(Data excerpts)
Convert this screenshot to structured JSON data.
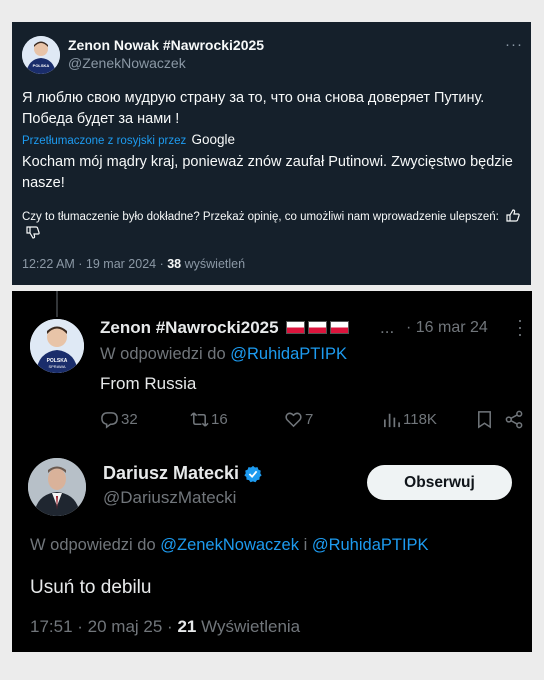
{
  "tweet1": {
    "display_name": "Zenon Nowak #Nawrocki2025",
    "handle": "@ZenekNowaczek",
    "more": "···",
    "original_text": "Я люблю свою мудрую страну за то, что она снова доверяет Путину. Победа будет за нами !",
    "translated_label": "Przetłumaczone z rosyjski przez",
    "translator": "Google",
    "translated_text": "Kocham mój mądry kraj, ponieważ znów zaufał Putinowi. Zwycięstwo będzie nasze!",
    "feedback_text": "Czy to tłumaczenie było dokładne? Przekaż opinię, co umożliwi nam wprowadzenie ulepszeń:",
    "time": "12:22 AM · 19 mar 2024 ·",
    "views_count": "38",
    "views_label": "wyświetleń",
    "avatar_text": "POLSKA SPRAWA"
  },
  "tweet2": {
    "display_name": "Zenon #Nawrocki2025",
    "ellipsis": "...",
    "date": "· 16 mar 24",
    "reply_prefix": "W odpowiedzi do",
    "reply_mention": "@RuhidaPTIPK",
    "text": "From Russia",
    "replies": "32",
    "reposts": "16",
    "likes": "7",
    "views": "118K",
    "avatar_text": "POLSKA SPRAWA"
  },
  "tweet3": {
    "display_name": "Dariusz Matecki",
    "handle": "@DariuszMatecki",
    "follow_label": "Obserwuj",
    "reply_prefix": "W odpowiedzi do",
    "reply_mention1": "@ZenekNowaczek",
    "reply_and": "i",
    "reply_mention2": "@RuhidaPTIPK",
    "text": "Usuń to debilu",
    "time": "17:51 · 20 maj 25 ·",
    "views_count": "21",
    "views_label": "Wyświetlenia"
  },
  "colors": {
    "dim_bg": "#15202b",
    "black_bg": "#000000",
    "accent": "#1d9bf0",
    "muted": "#71767b",
    "page_bg": "#ececec"
  }
}
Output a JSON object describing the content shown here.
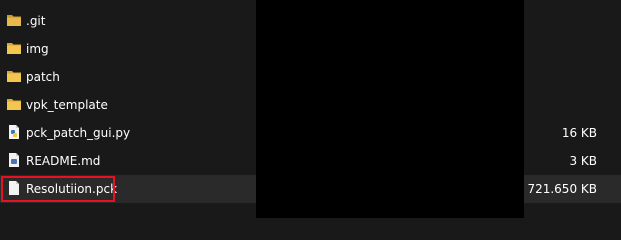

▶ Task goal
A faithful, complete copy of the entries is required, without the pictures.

▶ Answer for the task
Convert this screenshot to structured JSON data.
{
  "tweet1": {
    "display_name": "Zenon Nowak #Nawrocki2025",
    "handle": "@ZenekNowaczek",
    "more": "···",
    "original_text": "Я люблю свою мудрую страну за то, что она снова доверяет Путину. Победа будет за нами !",
    "translated_label": "Przetłumaczone z rosyjski przez",
    "translator": "Google",
    "translated_text": "Kocham mój mądry kraj, ponieważ znów zaufał Putinowi. Zwycięstwo będzie nasze!",
    "feedback_text": "Czy to tłumaczenie było dokładne? Przekaż opinię, co umożliwi nam wprowadzenie ulepszeń:",
    "time": "12:22 AM · 19 mar 2024 ·",
    "views_count": "38",
    "views_label": "wyświetleń",
    "avatar_text": "POLSKA SPRAWA"
  },
  "tweet2": {
    "display_name": "Zenon #Nawrocki2025",
    "ellipsis": "...",
    "date": "· 16 mar 24",
    "reply_prefix": "W odpowiedzi do",
    "reply_mention": "@RuhidaPTIPK",
    "text": "From Russia",
    "replies": "32",
    "reposts": "16",
    "likes": "7",
    "views": "118K",
    "avatar_text": "POLSKA SPRAWA"
  },
  "tweet3": {
    "display_name": "Dariusz Matecki",
    "handle": "@DariuszMatecki",
    "follow_label": "Obserwuj",
    "reply_prefix": "W odpowiedzi do",
    "reply_mention1": "@ZenekNowaczek",
    "reply_and": "i",
    "reply_mention2": "@RuhidaPTIPK",
    "text": "Usuń to debilu",
    "time": "17:51 · 20 maj 25 ·",
    "views_count": "21",
    "views_label": "Wyświetlenia"
  },
  "colors": {
    "dim_bg": "#15202b",
    "black_bg": "#000000",
    "accent": "#1d9bf0",
    "muted": "#71767b",
    "page_bg": "#ececec"
  }
}
Output a JSON object describing the content shown here.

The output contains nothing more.